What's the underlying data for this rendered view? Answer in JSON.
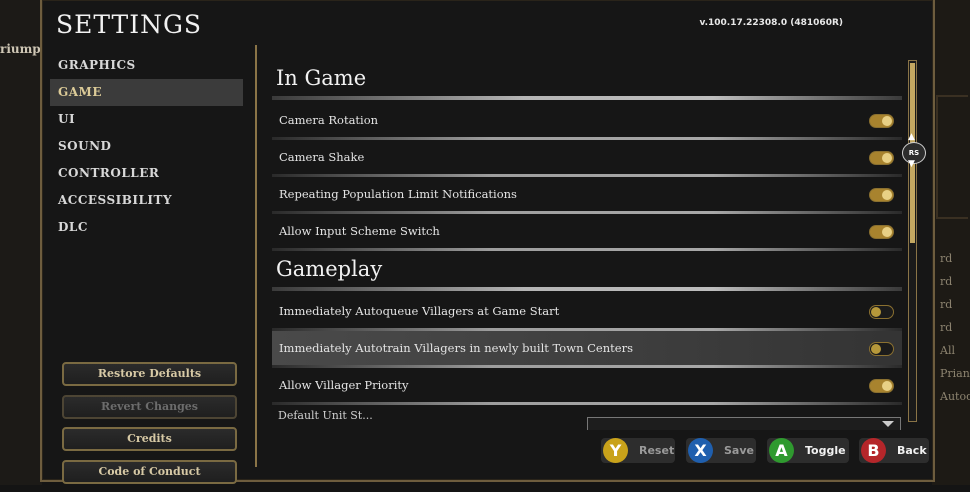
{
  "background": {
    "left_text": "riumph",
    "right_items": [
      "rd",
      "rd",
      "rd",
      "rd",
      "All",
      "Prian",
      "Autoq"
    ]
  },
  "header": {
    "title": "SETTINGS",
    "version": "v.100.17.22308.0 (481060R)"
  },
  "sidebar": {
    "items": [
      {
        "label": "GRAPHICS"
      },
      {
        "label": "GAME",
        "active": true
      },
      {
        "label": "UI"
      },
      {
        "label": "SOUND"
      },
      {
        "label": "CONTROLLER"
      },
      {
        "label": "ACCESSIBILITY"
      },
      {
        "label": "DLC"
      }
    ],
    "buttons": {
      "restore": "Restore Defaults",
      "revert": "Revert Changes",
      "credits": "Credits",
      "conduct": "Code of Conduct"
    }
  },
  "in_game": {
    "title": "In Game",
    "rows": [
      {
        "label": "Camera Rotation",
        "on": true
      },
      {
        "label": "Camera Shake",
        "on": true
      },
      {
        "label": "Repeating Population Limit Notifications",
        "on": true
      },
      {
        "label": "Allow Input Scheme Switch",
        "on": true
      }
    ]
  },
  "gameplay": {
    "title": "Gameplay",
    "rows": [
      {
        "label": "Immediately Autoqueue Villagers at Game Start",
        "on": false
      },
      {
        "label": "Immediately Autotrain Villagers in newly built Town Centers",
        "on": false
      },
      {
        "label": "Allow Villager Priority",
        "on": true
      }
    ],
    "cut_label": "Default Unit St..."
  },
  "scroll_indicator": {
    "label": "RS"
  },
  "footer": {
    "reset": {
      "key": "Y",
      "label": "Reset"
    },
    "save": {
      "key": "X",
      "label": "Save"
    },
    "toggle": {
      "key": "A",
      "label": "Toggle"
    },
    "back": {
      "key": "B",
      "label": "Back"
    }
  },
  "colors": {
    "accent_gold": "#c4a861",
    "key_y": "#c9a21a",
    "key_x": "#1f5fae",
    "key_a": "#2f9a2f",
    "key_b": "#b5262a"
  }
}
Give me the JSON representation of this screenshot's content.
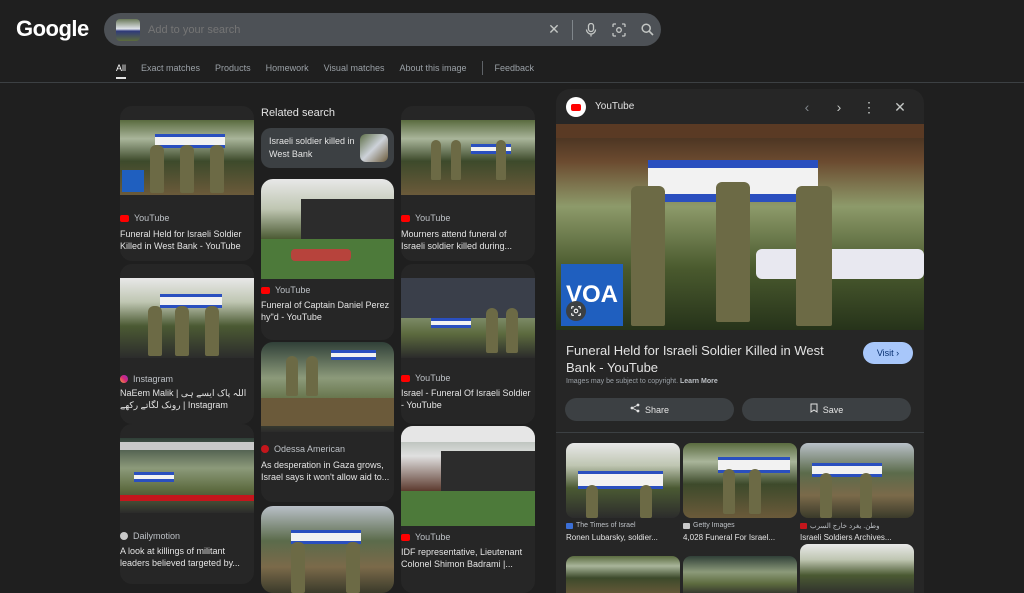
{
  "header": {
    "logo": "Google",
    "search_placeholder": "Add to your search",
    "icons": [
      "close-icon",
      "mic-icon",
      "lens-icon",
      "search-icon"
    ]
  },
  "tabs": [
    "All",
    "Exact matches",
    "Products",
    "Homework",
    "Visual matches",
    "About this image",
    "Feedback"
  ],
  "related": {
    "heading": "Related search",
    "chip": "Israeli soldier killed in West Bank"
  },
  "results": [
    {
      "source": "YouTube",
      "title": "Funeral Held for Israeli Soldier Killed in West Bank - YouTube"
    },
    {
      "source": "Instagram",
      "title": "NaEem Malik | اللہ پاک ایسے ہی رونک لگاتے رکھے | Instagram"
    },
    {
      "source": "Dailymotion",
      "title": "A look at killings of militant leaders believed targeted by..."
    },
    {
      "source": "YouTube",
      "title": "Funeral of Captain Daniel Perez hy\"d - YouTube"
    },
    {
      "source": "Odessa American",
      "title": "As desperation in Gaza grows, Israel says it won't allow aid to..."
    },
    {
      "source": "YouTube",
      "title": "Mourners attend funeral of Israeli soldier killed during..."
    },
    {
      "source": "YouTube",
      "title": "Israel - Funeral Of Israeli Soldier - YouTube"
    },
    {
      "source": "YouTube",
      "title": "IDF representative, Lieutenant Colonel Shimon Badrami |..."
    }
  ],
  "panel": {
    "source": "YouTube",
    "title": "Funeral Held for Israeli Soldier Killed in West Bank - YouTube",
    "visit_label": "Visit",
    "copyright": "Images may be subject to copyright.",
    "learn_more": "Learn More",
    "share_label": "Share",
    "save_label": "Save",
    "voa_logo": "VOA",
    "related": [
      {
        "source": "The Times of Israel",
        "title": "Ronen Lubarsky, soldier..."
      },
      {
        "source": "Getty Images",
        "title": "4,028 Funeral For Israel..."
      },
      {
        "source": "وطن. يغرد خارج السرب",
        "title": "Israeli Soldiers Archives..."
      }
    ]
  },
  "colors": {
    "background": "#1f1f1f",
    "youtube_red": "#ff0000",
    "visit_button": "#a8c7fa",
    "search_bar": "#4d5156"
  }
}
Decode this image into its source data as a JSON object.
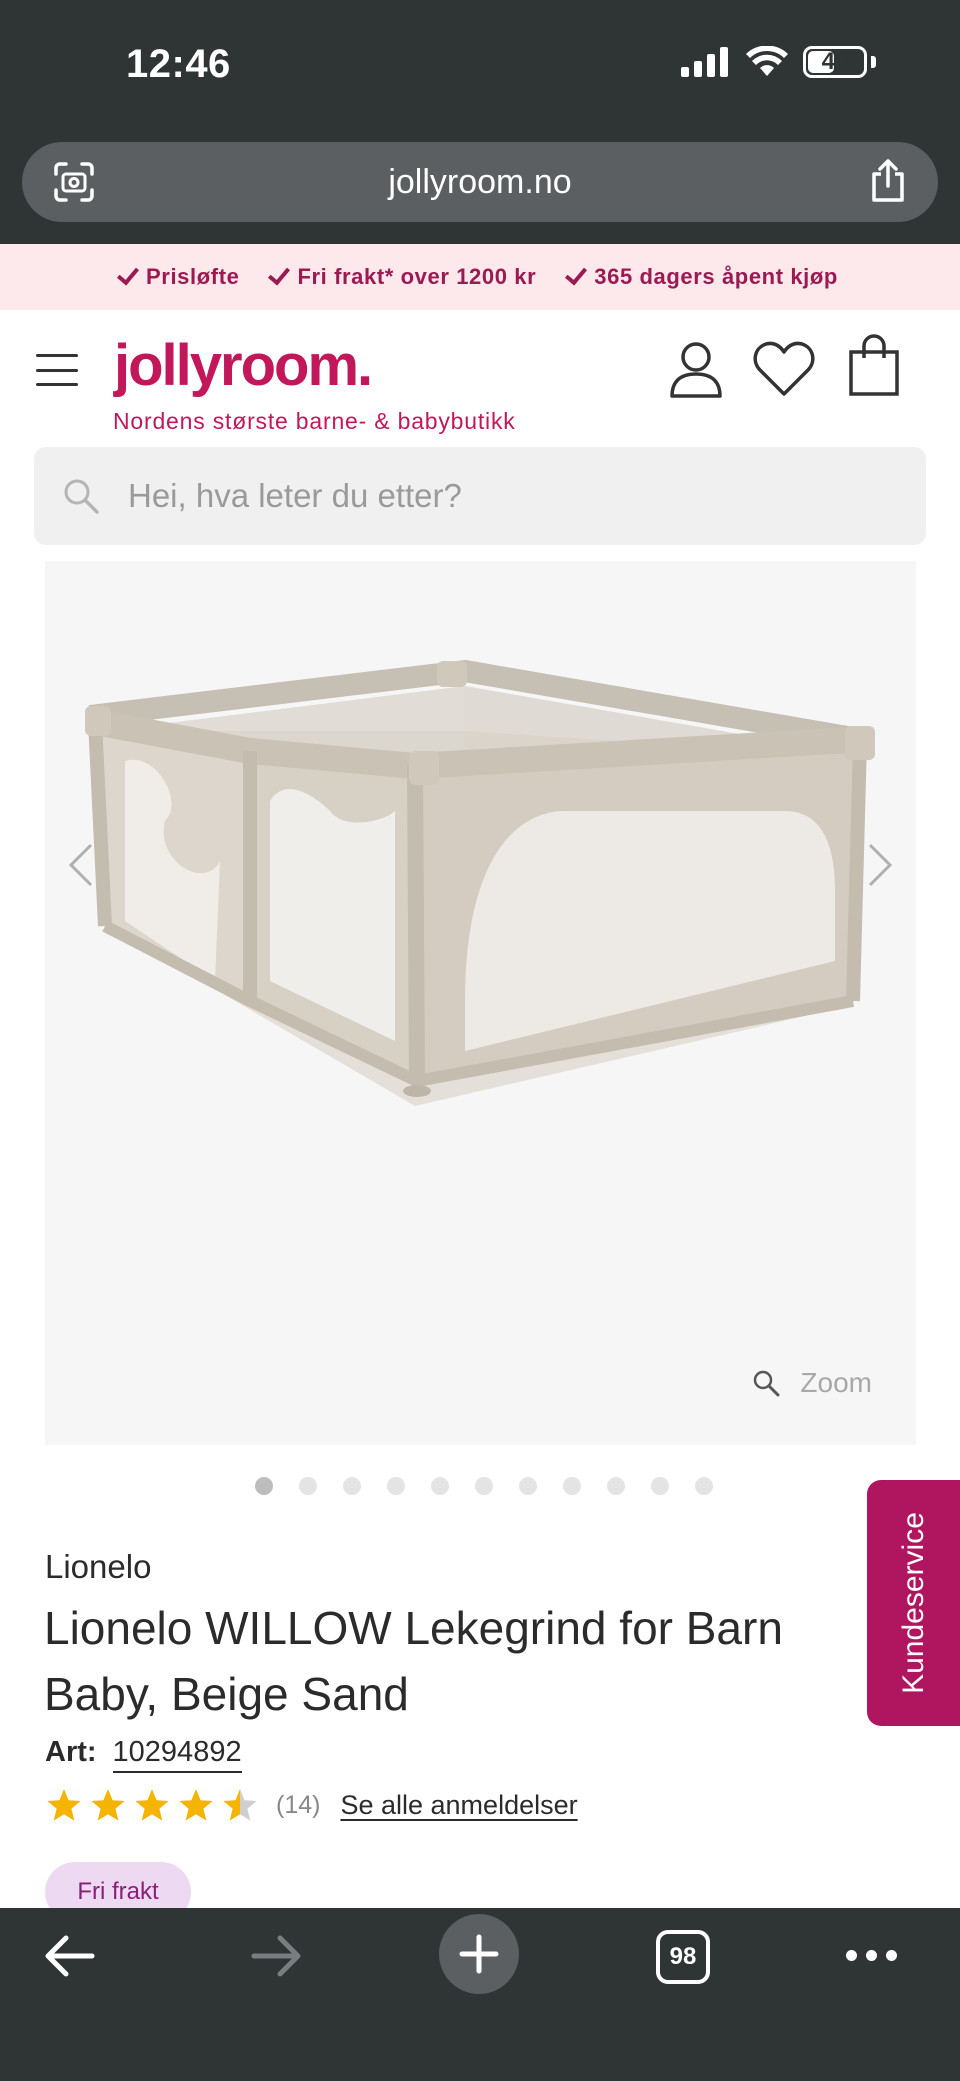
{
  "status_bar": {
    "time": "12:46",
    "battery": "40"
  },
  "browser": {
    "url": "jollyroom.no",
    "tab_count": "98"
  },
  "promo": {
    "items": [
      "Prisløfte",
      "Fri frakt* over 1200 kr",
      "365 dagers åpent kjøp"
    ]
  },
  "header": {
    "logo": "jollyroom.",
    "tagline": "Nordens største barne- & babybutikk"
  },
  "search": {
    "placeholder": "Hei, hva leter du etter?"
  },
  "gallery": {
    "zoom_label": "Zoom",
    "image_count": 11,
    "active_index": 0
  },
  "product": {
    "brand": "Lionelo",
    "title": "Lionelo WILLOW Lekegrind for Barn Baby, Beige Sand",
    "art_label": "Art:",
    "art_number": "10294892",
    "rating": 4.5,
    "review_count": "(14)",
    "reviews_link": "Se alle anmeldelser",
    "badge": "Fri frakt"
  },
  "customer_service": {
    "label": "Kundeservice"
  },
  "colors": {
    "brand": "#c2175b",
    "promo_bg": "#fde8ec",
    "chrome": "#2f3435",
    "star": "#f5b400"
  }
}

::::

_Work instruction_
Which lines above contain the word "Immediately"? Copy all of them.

_Reply_
        "label": "Immediately Autoqueue Villagers at Game Start",
        "label": "Immediately Autotrain Villagers in newly built Town Centers",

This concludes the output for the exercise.